I’m not sure the shoes’ name is terribly descriptive, but I figure if I’m going to be journeying down many more paths to purchase, having some walking sneakers certainly won't hurt.

Photo of man summiting Kilimanjaro by Colin Mutchler and photo of shoe shopper by Glen Beltz both published under creative commons license. Screenshots by Mike Cassidy.
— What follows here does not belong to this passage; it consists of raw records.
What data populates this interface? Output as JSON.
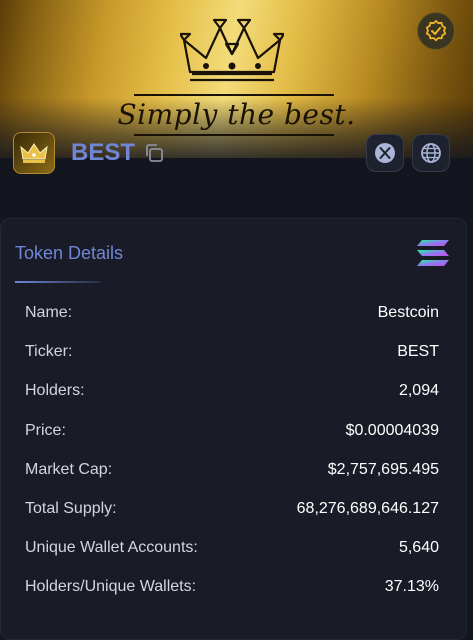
{
  "banner": {
    "tagline": "Simply the best.",
    "background_colors": [
      "#5a3d08",
      "#e6c04a",
      "#f2dc7a",
      "#5b3c06"
    ]
  },
  "token": {
    "symbol": "BEST"
  },
  "icons": {
    "verified": "verified-badge-icon",
    "copy": "copy-icon",
    "x": "x-logo-icon",
    "website": "globe-icon",
    "chain": "solana-icon",
    "logo": "crown-logo-icon"
  },
  "details": {
    "title": "Token Details",
    "rows": [
      {
        "label": "Name:",
        "value": "Bestcoin"
      },
      {
        "label": "Ticker:",
        "value": "BEST"
      },
      {
        "label": "Holders:",
        "value": "2,094"
      },
      {
        "label": "Price:",
        "value": "$0.00004039"
      },
      {
        "label": "Market Cap:",
        "value": "$2,757,695.495"
      },
      {
        "label": "Total Supply:",
        "value": "68,276,689,646.127"
      },
      {
        "label": "Unique Wallet Accounts:",
        "value": "5,640"
      },
      {
        "label": "Holders/Unique Wallets:",
        "value": "37.13%"
      }
    ]
  },
  "colors": {
    "accent": "#6f86d6",
    "background": "#14161f",
    "card": "#191c27"
  }
}
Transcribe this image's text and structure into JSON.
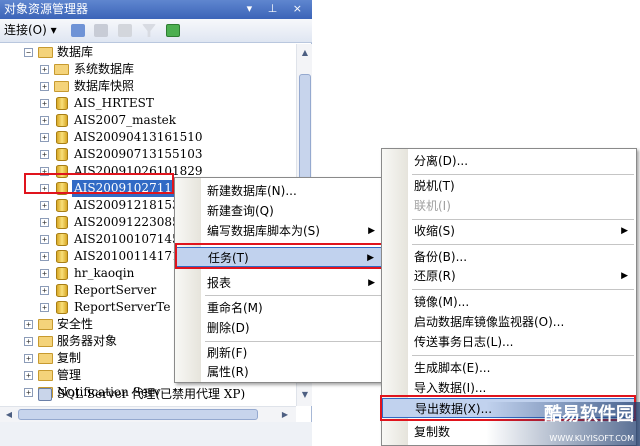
{
  "panel": {
    "title": "对象资源管理器",
    "title_controls": "▾ ⊥ ×",
    "connect_label": "连接(O)",
    "connect_arrow": "▾"
  },
  "tree": {
    "databases": "数据库",
    "system_databases": "系统数据库",
    "snapshots": "数据库快照",
    "db_items": [
      "AIS_HRTEST",
      "AIS2007_mastek",
      "AIS20090413161510",
      "AIS20090713155103",
      "AIS20091026101829",
      "AIS2009102711",
      "AIS20091218153",
      "AIS20091223085",
      "AIS20100107145",
      "AIS20100114171",
      "hr_kaoqin",
      "ReportServer",
      "ReportServerTe"
    ],
    "security": "安全性",
    "server_objects": "服务器对象",
    "replication": "复制",
    "management": "管理",
    "notification": "Notification Serv",
    "agent": "SQL Server 代理(已禁用代理 XP)"
  },
  "menu1": {
    "items": [
      "新建数据库(N)...",
      "新建查询(Q)",
      "编写数据库脚本为(S)",
      "任务(T)",
      "报表",
      "重命名(M)",
      "删除(D)",
      "刷新(F)",
      "属性(R)"
    ],
    "arrow": "▶"
  },
  "menu2": {
    "items": [
      "分离(D)...",
      "脱机(T)",
      "联机(I)",
      "收缩(S)",
      "备份(B)...",
      "还原(R)",
      "镜像(M)...",
      "启动数据库镜像监视器(O)...",
      "传送事务日志(L)...",
      "生成脚本(E)...",
      "导入数据(I)...",
      "导出数据(X)...",
      "复制数"
    ],
    "arrow": "▶"
  },
  "watermark": {
    "text": "酷易软件园",
    "url": "WWW.KUYISOFT.COM"
  },
  "colors": {
    "highlight_box": "#e0141d",
    "selection": "#316ac5"
  }
}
Mike Cassidy is BloomReach's storyteller. Reach him at mike.cassidy@bloomreach.com and follow him on Twitter at @mikecassidy